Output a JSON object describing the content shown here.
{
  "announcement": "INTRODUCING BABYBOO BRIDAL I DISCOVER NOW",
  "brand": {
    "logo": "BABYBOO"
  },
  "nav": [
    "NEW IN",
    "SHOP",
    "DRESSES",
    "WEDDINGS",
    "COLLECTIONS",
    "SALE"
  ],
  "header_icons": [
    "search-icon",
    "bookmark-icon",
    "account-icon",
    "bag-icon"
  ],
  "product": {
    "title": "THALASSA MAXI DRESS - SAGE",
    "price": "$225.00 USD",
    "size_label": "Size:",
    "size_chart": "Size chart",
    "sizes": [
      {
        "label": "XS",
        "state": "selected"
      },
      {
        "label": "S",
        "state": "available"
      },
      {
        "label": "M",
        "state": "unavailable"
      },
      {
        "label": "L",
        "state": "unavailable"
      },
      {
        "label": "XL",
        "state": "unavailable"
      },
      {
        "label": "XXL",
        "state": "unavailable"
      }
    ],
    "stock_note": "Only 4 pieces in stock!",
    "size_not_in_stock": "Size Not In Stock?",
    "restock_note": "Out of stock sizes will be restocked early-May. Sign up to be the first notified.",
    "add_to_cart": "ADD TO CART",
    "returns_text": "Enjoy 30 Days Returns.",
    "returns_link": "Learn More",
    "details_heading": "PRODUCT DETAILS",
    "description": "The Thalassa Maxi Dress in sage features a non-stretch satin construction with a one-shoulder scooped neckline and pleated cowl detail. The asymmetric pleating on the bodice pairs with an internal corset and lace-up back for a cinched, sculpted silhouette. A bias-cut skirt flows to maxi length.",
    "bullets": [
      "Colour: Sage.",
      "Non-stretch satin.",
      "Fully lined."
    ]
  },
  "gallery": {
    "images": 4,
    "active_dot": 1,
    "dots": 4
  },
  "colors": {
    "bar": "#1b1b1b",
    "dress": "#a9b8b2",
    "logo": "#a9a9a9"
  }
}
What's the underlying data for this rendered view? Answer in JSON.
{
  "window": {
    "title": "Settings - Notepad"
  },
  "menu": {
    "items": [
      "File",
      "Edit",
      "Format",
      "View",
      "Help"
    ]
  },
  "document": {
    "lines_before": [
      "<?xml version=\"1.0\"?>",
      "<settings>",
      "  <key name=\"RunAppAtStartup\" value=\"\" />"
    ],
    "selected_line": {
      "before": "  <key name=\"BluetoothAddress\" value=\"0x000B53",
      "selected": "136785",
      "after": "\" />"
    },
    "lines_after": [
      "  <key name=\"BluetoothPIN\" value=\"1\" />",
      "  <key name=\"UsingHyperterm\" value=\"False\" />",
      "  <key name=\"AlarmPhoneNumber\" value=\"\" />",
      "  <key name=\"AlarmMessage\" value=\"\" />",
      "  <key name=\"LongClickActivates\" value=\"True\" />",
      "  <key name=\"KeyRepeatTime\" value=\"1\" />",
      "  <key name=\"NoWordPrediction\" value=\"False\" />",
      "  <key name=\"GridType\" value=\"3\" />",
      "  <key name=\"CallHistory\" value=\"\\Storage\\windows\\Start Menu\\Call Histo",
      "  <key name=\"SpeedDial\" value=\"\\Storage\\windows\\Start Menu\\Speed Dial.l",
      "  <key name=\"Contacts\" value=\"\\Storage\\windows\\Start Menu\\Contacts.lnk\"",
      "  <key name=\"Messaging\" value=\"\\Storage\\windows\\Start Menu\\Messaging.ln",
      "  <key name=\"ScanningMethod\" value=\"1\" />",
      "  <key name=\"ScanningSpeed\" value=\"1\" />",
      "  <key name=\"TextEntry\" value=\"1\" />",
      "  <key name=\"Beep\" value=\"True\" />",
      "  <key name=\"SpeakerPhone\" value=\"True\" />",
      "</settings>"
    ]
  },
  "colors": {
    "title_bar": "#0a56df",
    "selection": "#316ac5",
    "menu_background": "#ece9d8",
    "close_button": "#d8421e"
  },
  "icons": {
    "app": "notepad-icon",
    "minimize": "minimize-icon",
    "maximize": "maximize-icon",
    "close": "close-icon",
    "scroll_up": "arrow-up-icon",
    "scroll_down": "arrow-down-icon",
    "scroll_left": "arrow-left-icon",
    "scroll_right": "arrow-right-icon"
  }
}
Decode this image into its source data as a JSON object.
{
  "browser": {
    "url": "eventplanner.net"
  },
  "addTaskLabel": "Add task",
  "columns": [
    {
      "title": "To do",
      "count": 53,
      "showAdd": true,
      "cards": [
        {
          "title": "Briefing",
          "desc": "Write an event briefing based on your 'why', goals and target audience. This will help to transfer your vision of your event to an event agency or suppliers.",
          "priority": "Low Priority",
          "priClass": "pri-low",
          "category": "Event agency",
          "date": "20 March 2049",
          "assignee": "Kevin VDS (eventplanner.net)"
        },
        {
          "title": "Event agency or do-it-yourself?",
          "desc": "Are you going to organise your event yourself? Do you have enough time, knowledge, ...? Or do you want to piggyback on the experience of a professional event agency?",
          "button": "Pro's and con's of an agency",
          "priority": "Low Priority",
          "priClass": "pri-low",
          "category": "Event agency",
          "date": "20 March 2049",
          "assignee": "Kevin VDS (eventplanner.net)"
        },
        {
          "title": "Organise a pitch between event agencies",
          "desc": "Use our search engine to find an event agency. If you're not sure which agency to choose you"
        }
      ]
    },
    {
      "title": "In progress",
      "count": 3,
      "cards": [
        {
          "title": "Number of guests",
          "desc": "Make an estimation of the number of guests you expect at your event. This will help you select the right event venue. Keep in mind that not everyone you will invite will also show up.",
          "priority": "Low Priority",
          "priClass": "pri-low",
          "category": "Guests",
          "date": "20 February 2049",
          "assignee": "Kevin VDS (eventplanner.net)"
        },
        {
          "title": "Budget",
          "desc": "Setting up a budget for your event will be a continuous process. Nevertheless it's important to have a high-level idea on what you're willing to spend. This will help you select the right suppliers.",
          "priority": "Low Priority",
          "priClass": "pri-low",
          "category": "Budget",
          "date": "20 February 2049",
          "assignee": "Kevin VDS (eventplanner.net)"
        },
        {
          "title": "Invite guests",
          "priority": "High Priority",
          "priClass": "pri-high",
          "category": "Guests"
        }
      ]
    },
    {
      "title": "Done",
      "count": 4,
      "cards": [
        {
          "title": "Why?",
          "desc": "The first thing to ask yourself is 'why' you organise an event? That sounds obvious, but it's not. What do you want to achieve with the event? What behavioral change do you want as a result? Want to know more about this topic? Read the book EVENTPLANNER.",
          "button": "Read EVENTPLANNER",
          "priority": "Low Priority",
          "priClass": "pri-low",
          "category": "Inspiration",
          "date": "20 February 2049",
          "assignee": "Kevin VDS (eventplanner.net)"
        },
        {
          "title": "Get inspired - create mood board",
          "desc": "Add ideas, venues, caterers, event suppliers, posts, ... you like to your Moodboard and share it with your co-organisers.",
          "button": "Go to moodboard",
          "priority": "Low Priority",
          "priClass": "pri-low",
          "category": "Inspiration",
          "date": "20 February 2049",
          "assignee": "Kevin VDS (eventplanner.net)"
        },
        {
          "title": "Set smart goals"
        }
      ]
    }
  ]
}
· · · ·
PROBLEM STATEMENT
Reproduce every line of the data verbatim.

ANSWER TO THIS PROBLEM
Output a JSON object describing the content shown here.
{
  "announcement": "INTRODUCING BABYBOO BRIDAL I DISCOVER NOW",
  "brand": {
    "logo": "BABYBOO"
  },
  "nav": [
    "NEW IN",
    "SHOP",
    "DRESSES",
    "WEDDINGS",
    "COLLECTIONS",
    "SALE"
  ],
  "header_icons": [
    "search-icon",
    "bookmark-icon",
    "account-icon",
    "bag-icon"
  ],
  "product": {
    "title": "THALASSA MAXI DRESS - SAGE",
    "price": "$225.00 USD",
    "size_label": "Size:",
    "size_chart": "Size chart",
    "sizes": [
      {
        "label": "XS",
        "state": "selected"
      },
      {
        "label": "S",
        "state": "available"
      },
      {
        "label": "M",
        "state": "unavailable"
      },
      {
        "label": "L",
        "state": "unavailable"
      },
      {
        "label": "XL",
        "state": "unavailable"
      },
      {
        "label": "XXL",
        "state": "unavailable"
      }
    ],
    "stock_note": "Only 4 pieces in stock!",
    "size_not_in_stock": "Size Not In Stock?",
    "restock_note": "Out of stock sizes will be restocked early-May. Sign up to be the first notified.",
    "add_to_cart": "ADD TO CART",
    "returns_text": "Enjoy 30 Days Returns.",
    "returns_link": "Learn More",
    "details_heading": "PRODUCT DETAILS",
    "description": "The Thalassa Maxi Dress in sage features a non-stretch satin construction with a one-shoulder scooped neckline and pleated cowl detail. The asymmetric pleating on the bodice pairs with an internal corset and lace-up back for a cinched, sculpted silhouette. A bias-cut skirt flows to maxi length.",
    "bullets": [
      "Colour: Sage.",
      "Non-stretch satin.",
      "Fully lined."
    ]
  },
  "gallery": {
    "images": 4,
    "active_dot": 1,
    "dots": 4
  },
  "colors": {
    "bar": "#1b1b1b",
    "dress": "#a9b8b2",
    "logo": "#a9a9a9"
  }
}
What's the underlying data for this rendered view? Answer in JSON.
{
  "window": {
    "title": "Settings - Notepad"
  },
  "menu": {
    "items": [
      "File",
      "Edit",
      "Format",
      "View",
      "Help"
    ]
  },
  "document": {
    "lines_before": [
      "<?xml version=\"1.0\"?>",
      "<settings>",
      "  <key name=\"RunAppAtStartup\" value=\"\" />"
    ],
    "selected_line": {
      "before": "  <key name=\"BluetoothAddress\" value=\"0x000B53",
      "selected": "136785",
      "after": "\" />"
    },
    "lines_after": [
      "  <key name=\"BluetoothPIN\" value=\"1\" />",
      "  <key name=\"UsingHyperterm\" value=\"False\" />",
      "  <key name=\"AlarmPhoneNumber\" value=\"\" />",
      "  <key name=\"AlarmMessage\" value=\"\" />",
      "  <key name=\"LongClickActivates\" value=\"True\" />",
      "  <key name=\"KeyRepeatTime\" value=\"1\" />",
      "  <key name=\"NoWordPrediction\" value=\"False\" />",
      "  <key name=\"GridType\" value=\"3\" />",
      "  <key name=\"CallHistory\" value=\"\\Storage\\windows\\Start Menu\\Call Histo",
      "  <key name=\"SpeedDial\" value=\"\\Storage\\windows\\Start Menu\\Speed Dial.l",
      "  <key name=\"Contacts\" value=\"\\Storage\\windows\\Start Menu\\Contacts.lnk\"",
      "  <key name=\"Messaging\" value=\"\\Storage\\windows\\Start Menu\\Messaging.ln",
      "  <key name=\"ScanningMethod\" value=\"1\" />",
      "  <key name=\"ScanningSpeed\" value=\"1\" />",
      "  <key name=\"TextEntry\" value=\"1\" />",
      "  <key name=\"Beep\" value=\"True\" />",
      "  <key name=\"SpeakerPhone\" value=\"True\" />",
      "</settings>"
    ]
  },
  "colors": {
    "title_bar": "#0a56df",
    "selection": "#316ac5",
    "menu_background": "#ece9d8",
    "close_button": "#d8421e"
  },
  "icons": {
    "app": "notepad-icon",
    "minimize": "minimize-icon",
    "maximize": "maximize-icon",
    "close": "close-icon",
    "scroll_up": "arrow-up-icon",
    "scroll_down": "arrow-down-icon",
    "scroll_left": "arrow-left-icon",
    "scroll_right": "arrow-right-icon"
  }
}
Decode this image into its source data as a JSON object.
{
  "browser": {
    "url": "eventplanner.net"
  },
  "addTaskLabel": "Add task",
  "columns": [
    {
      "title": "To do",
      "count": 53,
      "showAdd": true,
      "cards": [
        {
          "title": "Briefing",
          "desc": "Write an event briefing based on your 'why', goals and target audience. This will help to transfer your vision of your event to an event agency or suppliers.",
          "priority": "Low Priority",
          "priClass": "pri-low",
          "category": "Event agency",
          "date": "20 March 2049",
          "assignee": "Kevin VDS (eventplanner.net)"
        },
        {
          "title": "Event agency or do-it-yourself?",
          "desc": "Are you going to organise your event yourself? Do you have enough time, knowledge, ...? Or do you want to piggyback on the experience of a professional event agency?",
          "button": "Pro's and con's of an agency",
          "priority": "Low Priority",
          "priClass": "pri-low",
          "category": "Event agency",
          "date": "20 March 2049",
          "assignee": "Kevin VDS (eventplanner.net)"
        },
        {
          "title": "Organise a pitch between event agencies",
          "desc": "Use our search engine to find an event agency. If you're not sure which agency to choose you"
        }
      ]
    },
    {
      "title": "In progress",
      "count": 3,
      "cards": [
        {
          "title": "Number of guests",
          "desc": "Make an estimation of the number of guests you expect at your event. This will help you select the right event venue. Keep in mind that not everyone you will invite will also show up.",
          "priority": "Low Priority",
          "priClass": "pri-low",
          "category": "Guests",
          "date": "20 February 2049",
          "assignee": "Kevin VDS (eventplanner.net)"
        },
        {
          "title": "Budget",
          "desc": "Setting up a budget for your event will be a continuous process. Nevertheless it's important to have a high-level idea on what you're willing to spend. This will help you select the right suppliers.",
          "priority": "Low Priority",
          "priClass": "pri-low",
          "category": "Budget",
          "date": "20 February 2049",
          "assignee": "Kevin VDS (eventplanner.net)"
        },
        {
          "title": "Invite guests",
          "priority": "High Priority",
          "priClass": "pri-high",
          "category": "Guests"
        }
      ]
    },
    {
      "title": "Done",
      "count": 4,
      "cards": [
        {
          "title": "Why?",
          "desc": "The first thing to ask yourself is 'why' you organise an event? That sounds obvious, but it's not. What do you want to achieve with the event? What behavioral change do you want as a result? Want to know more about this topic? Read the book EVENTPLANNER.",
          "button": "Read EVENTPLANNER",
          "priority": "Low Priority",
          "priClass": "pri-low",
          "category": "Inspiration",
          "date": "20 February 2049",
          "assignee": "Kevin VDS (eventplanner.net)"
        },
        {
          "title": "Get inspired - create mood board",
          "desc": "Add ideas, venues, caterers, event suppliers, posts, ... you like to your Moodboard and share it with your co-organisers.",
          "button": "Go to moodboard",
          "priority": "Low Priority",
          "priClass": "pri-low",
          "category": "Inspiration",
          "date": "20 February 2049",
          "assignee": "Kevin VDS (eventplanner.net)"
        },
        {
          "title": "Set smart goals"
        }
      ]
    }
  ]
}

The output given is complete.